South Korea Promotes Trade With North Korea Via Sanction Exception
South Korea has requested an exception to North Korea sanctions to boost its recent efforts to promote inter-Korean exchanges.
Foreign Minister Kang Kyung-hwa requested “exemption to sanctions on North Korea” to member countries of the U.N. Security Council in an undisclosed briefing on Friday in New York, Chosun Ilbo reported. She stressed the need for a partial lift in “areas where dialogue and cooperation are needed with the North.”
“What I stressed was to seek an approval for an exception to sanctions on North Korea in areas needed for inter-Korean cooperation,” Kang said to Yonhap.
The South Korean government has sought exemptions to sanctions on the North multiple times this year to revitalize inter-Korean exchanges. It sought approvals of the U.N. or the U.S. for the series of recent exchanges, including the restoration of military communication lines, the joint ski training at a North Korean ski resort in January.
China and Russia have suggested that economic and financial sanctions against North Korea should be relieved along with the thaw in political tension.
Chosun Ilbo also reported that the South Korean Foreign Ministry learned about two cargo vessels suspected of carrying North Korea coal shortly after the ships entered South Korean ports in October last year, citing lawmaker Chung Byoung-guk of Bareun Future Party.

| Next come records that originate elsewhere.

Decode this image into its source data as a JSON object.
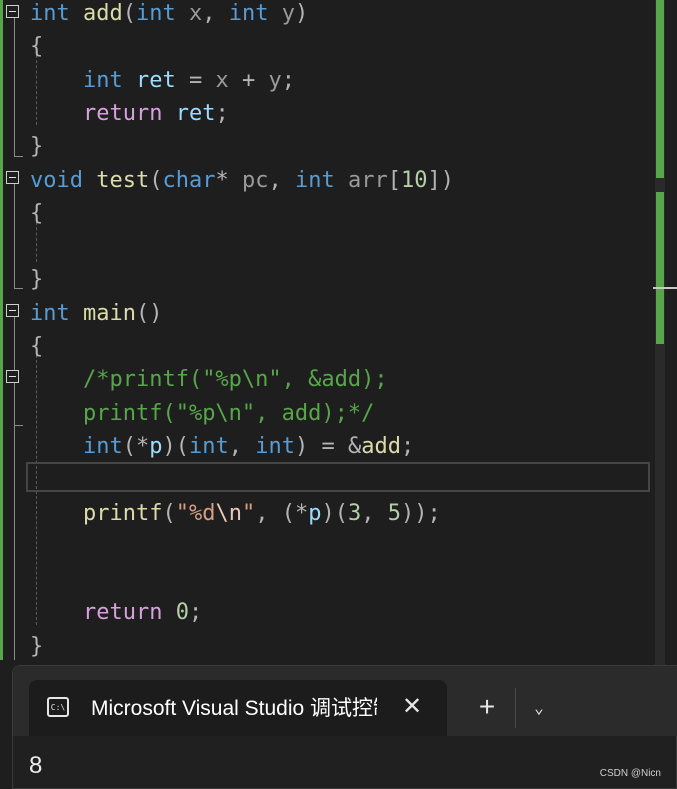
{
  "editor": {
    "lines": [
      [
        [
          "kw",
          "int"
        ],
        [
          "pun",
          " "
        ],
        [
          "fn",
          "add"
        ],
        [
          "pun",
          "("
        ],
        [
          "kw",
          "int"
        ],
        [
          "pun",
          " "
        ],
        [
          "param",
          "x"
        ],
        [
          "pun",
          ", "
        ],
        [
          "kw",
          "int"
        ],
        [
          "pun",
          " "
        ],
        [
          "param",
          "y"
        ],
        [
          "pun",
          ")"
        ]
      ],
      [
        [
          "pun",
          "{"
        ]
      ],
      [
        [
          "pun",
          "    "
        ],
        [
          "kw",
          "int"
        ],
        [
          "pun",
          " "
        ],
        [
          "var",
          "ret"
        ],
        [
          "pun",
          " = "
        ],
        [
          "param",
          "x"
        ],
        [
          "pun",
          " + "
        ],
        [
          "param",
          "y"
        ],
        [
          "pun",
          ";"
        ]
      ],
      [
        [
          "pun",
          "    "
        ],
        [
          "ctl",
          "return"
        ],
        [
          "pun",
          " "
        ],
        [
          "var",
          "ret"
        ],
        [
          "pun",
          ";"
        ]
      ],
      [
        [
          "pun",
          "}"
        ]
      ],
      [
        [
          "kw",
          "void"
        ],
        [
          "pun",
          " "
        ],
        [
          "fn",
          "test"
        ],
        [
          "pun",
          "("
        ],
        [
          "kw",
          "char"
        ],
        [
          "pun",
          "* "
        ],
        [
          "param",
          "pc"
        ],
        [
          "pun",
          ", "
        ],
        [
          "kw",
          "int"
        ],
        [
          "pun",
          " "
        ],
        [
          "param",
          "arr"
        ],
        [
          "pun",
          "["
        ],
        [
          "num",
          "10"
        ],
        [
          "pun",
          "])"
        ]
      ],
      [
        [
          "pun",
          "{"
        ]
      ],
      [],
      [
        [
          "pun",
          "}"
        ]
      ],
      [
        [
          "kw",
          "int"
        ],
        [
          "pun",
          " "
        ],
        [
          "fn",
          "main"
        ],
        [
          "pun",
          "()"
        ]
      ],
      [
        [
          "pun",
          "{"
        ]
      ],
      [
        [
          "pun",
          "    "
        ],
        [
          "cmt",
          "/*printf(\"%p\\n\", &add);"
        ]
      ],
      [
        [
          "pun",
          "    "
        ],
        [
          "cmt",
          "printf(\"%p\\n\", add);*/"
        ]
      ],
      [
        [
          "pun",
          "    "
        ],
        [
          "kw",
          "int"
        ],
        [
          "pun",
          "(*"
        ],
        [
          "var",
          "p"
        ],
        [
          "pun",
          ")("
        ],
        [
          "kw",
          "int"
        ],
        [
          "pun",
          ", "
        ],
        [
          "kw",
          "int"
        ],
        [
          "pun",
          ") = &"
        ],
        [
          "fn",
          "add"
        ],
        [
          "pun",
          ";"
        ]
      ],
      [],
      [
        [
          "pun",
          "    "
        ],
        [
          "fn",
          "printf"
        ],
        [
          "pun",
          "("
        ],
        [
          "str",
          "\"%d"
        ],
        [
          "esc",
          "\\n"
        ],
        [
          "str",
          "\""
        ],
        [
          "pun",
          ", (*"
        ],
        [
          "var",
          "p"
        ],
        [
          "pun",
          ")("
        ],
        [
          "num",
          "3"
        ],
        [
          "pun",
          ", "
        ],
        [
          "num",
          "5"
        ],
        [
          "pun",
          "));"
        ]
      ],
      [],
      [],
      [
        [
          "pun",
          "    "
        ],
        [
          "ctl",
          "return"
        ],
        [
          "pun",
          " "
        ],
        [
          "num",
          "0"
        ],
        [
          "pun",
          ";"
        ]
      ],
      [
        [
          "pun",
          "}"
        ]
      ]
    ]
  },
  "terminal": {
    "tab_icon_text": "C:\\",
    "tab_title": "Microsoft Visual Studio 调试控制台",
    "close_glyph": "✕",
    "new_tab_glyph": "+",
    "dropdown_glyph": "⌄",
    "output": "8"
  },
  "watermark": "CSDN @Nicn",
  "colors": {
    "background": "#1e1e1e",
    "keyword": "#569cd6",
    "control": "#d8a0df",
    "function": "#dcdcaa",
    "comment": "#57a64a",
    "number": "#b5cea8",
    "string": "#d69d85"
  }
}
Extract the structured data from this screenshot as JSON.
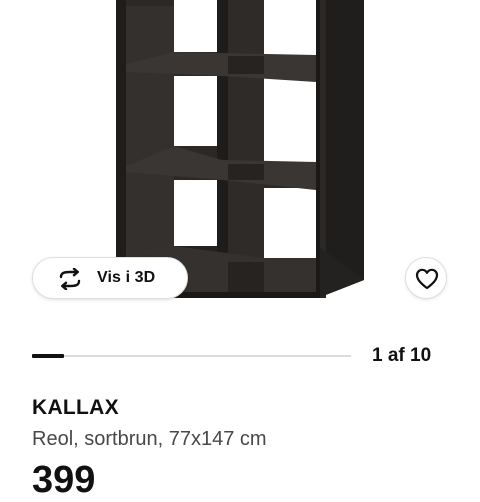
{
  "gallery": {
    "view_3d_label": "Vis i 3D",
    "favorite_icon": "heart-icon",
    "rotate_icon": "rotate-3d-icon",
    "progress_fraction": 0.1,
    "page_counter": "1 af 10"
  },
  "product": {
    "name": "KALLAX",
    "description": "Reol, sortbrun, 77x147 cm",
    "price_partial": "399"
  },
  "colors": {
    "shelf_front": "#2b2825",
    "shelf_shadow": "#1a1816",
    "text_primary": "#111111",
    "text_secondary": "#484848"
  }
}
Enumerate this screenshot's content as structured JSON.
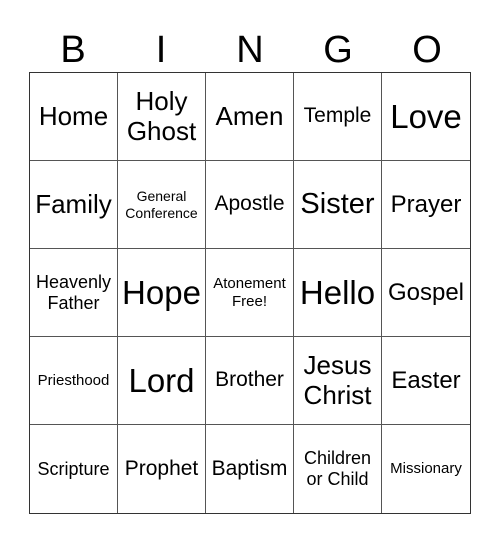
{
  "header": [
    "B",
    "I",
    "N",
    "G",
    "O"
  ],
  "cells": [
    "Home",
    "Holy Ghost",
    "Amen",
    "Temple",
    "Love",
    "Family",
    "General Conference",
    "Apostle",
    "Sister",
    "Prayer",
    "Heavenly Father",
    "Hope",
    "Atonement Free!",
    "Hello",
    "Gospel",
    "Priesthood",
    "Lord",
    "Brother",
    "Jesus Christ",
    "Easter",
    "Scripture",
    "Prophet",
    "Baptism",
    "Children or Child",
    "Missionary"
  ]
}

Cargo ships suspected of containing North Korean coal arrived at two major South Korean ports in Incheon and Pohang in October, via the Russian port of Kholmsk, according to a June 27 U.N. report.
The U.N. Security Council prohibits trades of North Korean commodities in its Resolution 2371 adopted last year.